Ienekan
The study of early Christology used to focus on the titles of Christ in the New Testament. It seemed that every book on the subject had something to say about Jesus being called Lord, Messiah, Lamb, etc. Recognizing that the study of titles can only take us so far, Larry Hurtado has focused on another area, i.e., early Christian devotional practices. His study moves beyond the rhetoric of the printed page and into the actual real life practices of the early church. He shows how Jesus was the co-recipient of worship with God in a way that the earliest believers didn't feel violated the monotheistic scruples of Second Temple Judaism. In fact, they saw devotion to Christ as obedience to God.
Zonama
while this book is "revelatory" in its concept of how Jesus was viewed in the early years after his resurrection, and thankfully so, I found it too scholarly for the layperson (like me). I was able to glean the author's insight but as is the case is with experts whose intent is to refute the "ideation" of scholars with differing views, their terminology is veiled in phraseology unique to their level of expertise in order to make their case, and rightfully so. I appreciate this book and am glad that there are authors like Mr. Hurtado who are gifted with the insight to pursue such a topic, along with N.T. Wright and others.
Quamar
We have needed this book for a long time!
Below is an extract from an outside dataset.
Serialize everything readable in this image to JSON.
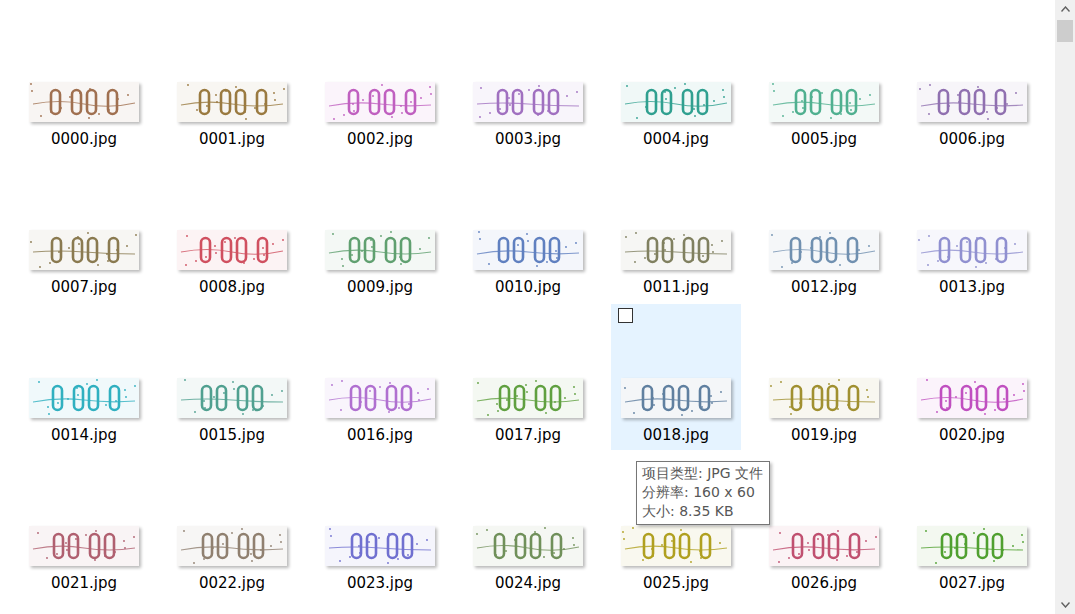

Larry Hurtado has given us a full scale treatment of the history of devotion to Jesus Christ. Contrary to scholars such as J.D Crossan, Hurtado shows why Paul's writings must be considered when researching the history of devotion to Christ. He persuasively demonstrates that in Paul's writings as well as the later Gospel traditions, Jesus was revered. He even shows where Paul puts Jesus right up there with God (he calls this a binitarian understanding of God). He says that this is a radical new envisioning of Jewish monotheism and that it cannot be traced back to any polytheistic Gentile ideas.

Hurtado also shows how the Gospels and Q also reveal the church's early devotion to Jesus.

The book concludes with a discussion of Jesus in later noncanonical writings such as the Gospel of Thomas and in the writings of the early church fathers.

The basic thesis of the book is that the church worshipped Jesus as divine from the very beginning of Christianity. Hurtado dialogues with Jesus scholars such as Martin Hengel, John Kloppenborg, J.D Crossan, and James D.G Dunn, and he always treats their work with the utmost respect while also explaining why he occasionally must diverge from their viewpoints.

The last time a major study of Jesus worship was written was way back in 1913, so this book is long overdue. Hurtado is a moderately conservative guide through the twists and turns of early Christian literature, and his conclusions are well thought out and deserve to be considered.
Molace
Hurtado blows the claims of both Bousset and Dan Brown out of the water where they claim that the Deity of Christ was a late invention. Hurtado presents the strongest evidence yet that the worship of Jesus as God goes back before Paul's conversion, to the very earliest church. Even before they can spell out their belief in writing, Hurtado argues that we can see what the early church believed about Jesus by their actions. A must-read for anyone in doubt about whether the earliest Christians believed that Jesus is God.
Bu
Surprisingly easy to read, yet Hurtado presents his material "in depth" and with a meditatve quality not found in many scholarly works. This is being read in a book discussion group and all wholeheartedly agree with this statement.
E-Books Related to Lord Jesus Christ: Devotion to Jesus in Earliest Christianity: